Stardust victims’ families to pull out of inquiry

Relatives of those killed in 1981 fire say they cannot co-operate with new investigation

 The aftermath of the Stardust fire in Dublin on February 14th, 1981. Photograph: Tom Lawlor

The aftermath of the Stardust fire in Dublin on February 14th, 1981. Photograph: Tom Lawlor

 

The families of the Stardust victims say they are pulling out of an inquiry into the circumstances surrounding the 1981 fire and subsequent investigations into it.

The Cabinet agreed on Tuesday to appoint retired judge Mr Justice Patrick McCartan to assess evidence the families say they have gathered since 2008 pointing to the cause of the fire.

The appointment followed a long campaign by the families to have the matter reopened and came as a compromise response to a motion brought forward by Independent TD Tommy Broughan in January calling for a new inquiry into the fire.

Forty-eight young people died in the fire in the Stardust nightclub in Artane, Dublin, on the night of February 13th-14th, 1981.

Most of the victims came from the nearby areas of Coolock, Kilmore and Finglas, while others came from Ringsend, as well as from Kells, Co Meath, Derry and Belfast.

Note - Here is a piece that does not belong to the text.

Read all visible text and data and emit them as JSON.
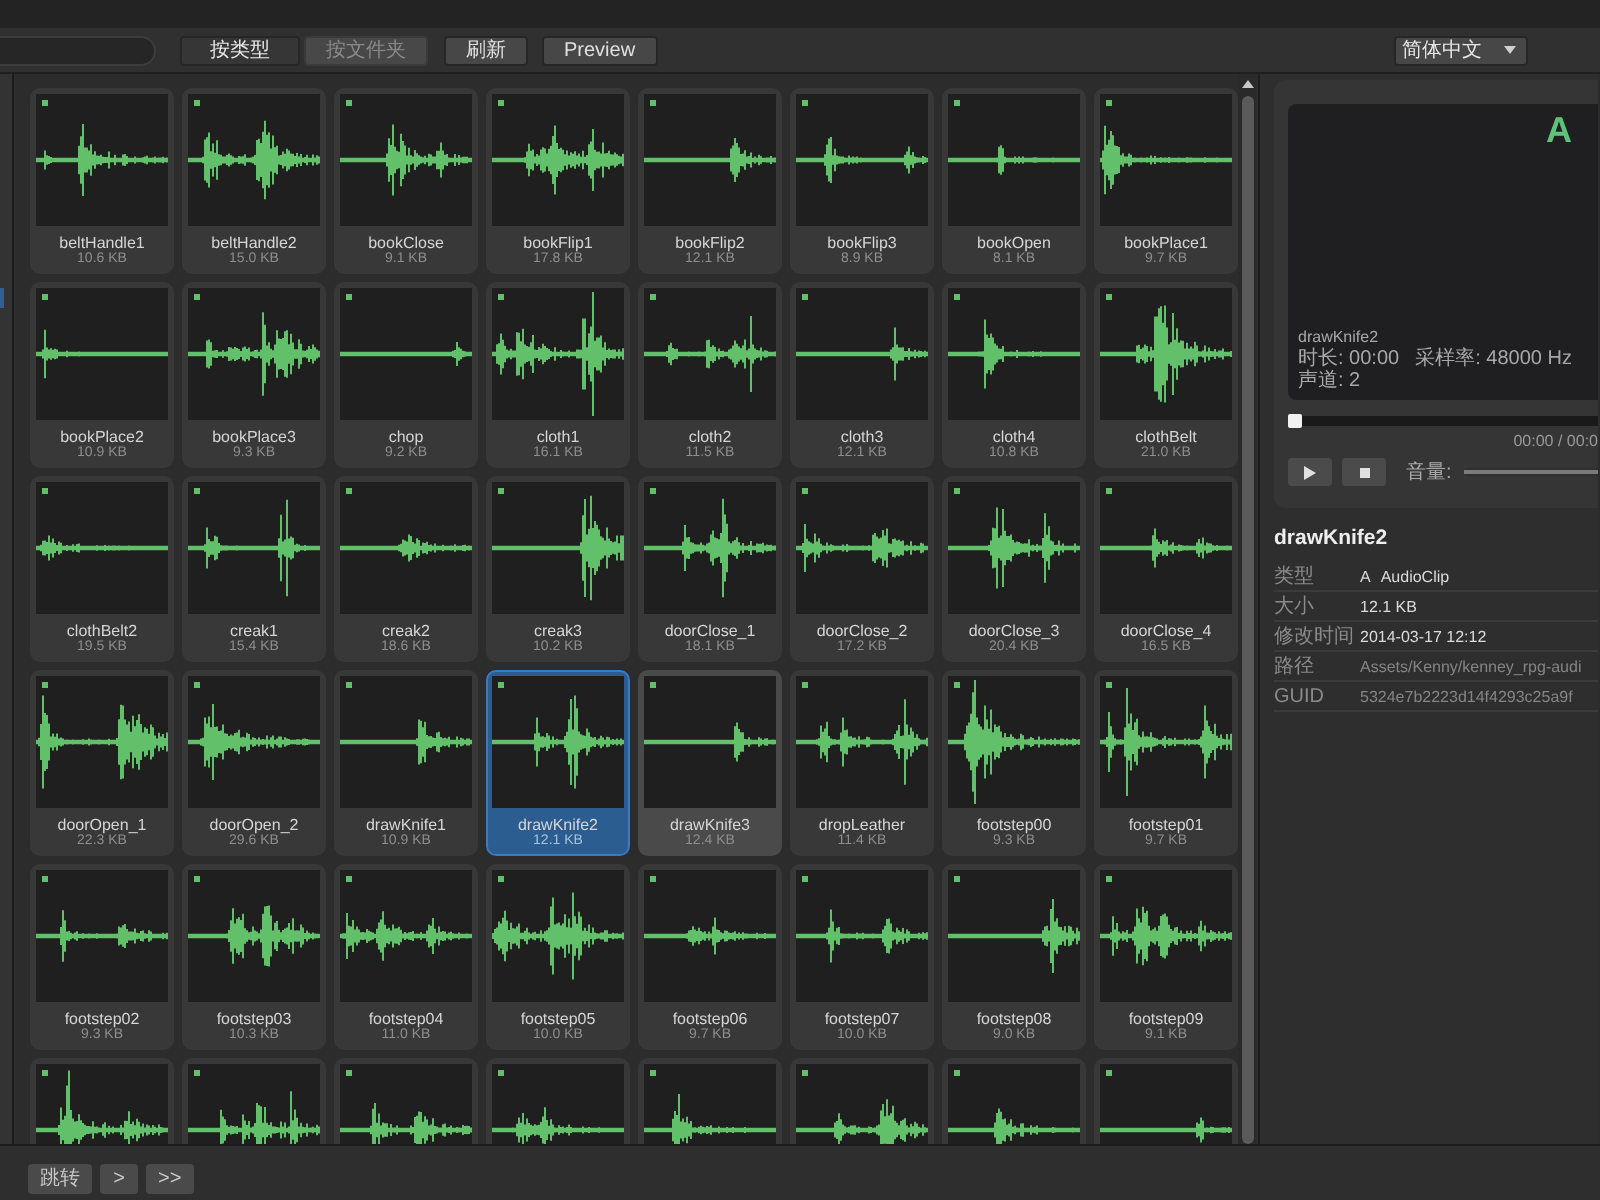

The families initially welcomed the appointment of Mr Justice McCartan, saying he was an independent figure they could trust.

Last night, however, they said they could not co-operate with the process as they had not been guaranteed funding for legal representation during the process or that their past costs of more than €400,000 would be covered.

They also want sight of the terms of reference before the process begins, they said.

“We have been shown no decency,” said Antoinette Keegan, a member of the Stardust Families and Victims Committee.

“We have been treated too badly over the years to be expected to just take part in this process on trust. Would you go in front of a judge without legal representation?”

1982 inquiry

A Tribunal of Inquiry, chaired by Mr Justice Ronan Keane, reported in June 1982 and found the fire had “probably” been started maliciously and most likely began on a seat in the west alcove of the ballroom.

The families had always rejected the finding of arson and argued sightings of the flames through the roof of the Stardust up to 20 minutes before they were seen inside indicated the fire had started in the roof space.

They say the map of the Stardust, drawn by a Garda mapper after the fire, was flawed and that this led to a series of mistakes and misunderstandings that led the tribunal away from correct findings.

A review by then senior counsel Paul Coffey in 2008 concluded that the arson finding was unsafe and recommended this be corrected. A statement in the Dáil to this effect was welcomed by the families.

However, they subsequently obtained a first version of Mr Justice Coffey’s report which they say was “watered down” before publication. They also say it repeated many of the “mistakes” in the Keane review.

A statement last night said it was “with regret the Stardust families have pulled out of the process . . . The families have been informed . . . they are not entitled to have any involvement in the terms of reference . . . [and] past expenses are not being paid.”

A spokesman for the Department of Justice said it would “not be helpful” to comment.

“There is ongoing communication between the department and the Stardust Victims and Relatives Committee on the outstanding issues.

The department is ready and willing to meet with the SVRC again to discuss those issues further, should the Committee wish to avail of it.”

Mr Justice McCartan is said to be anxious to engage with the families and to begin work as soon as possible.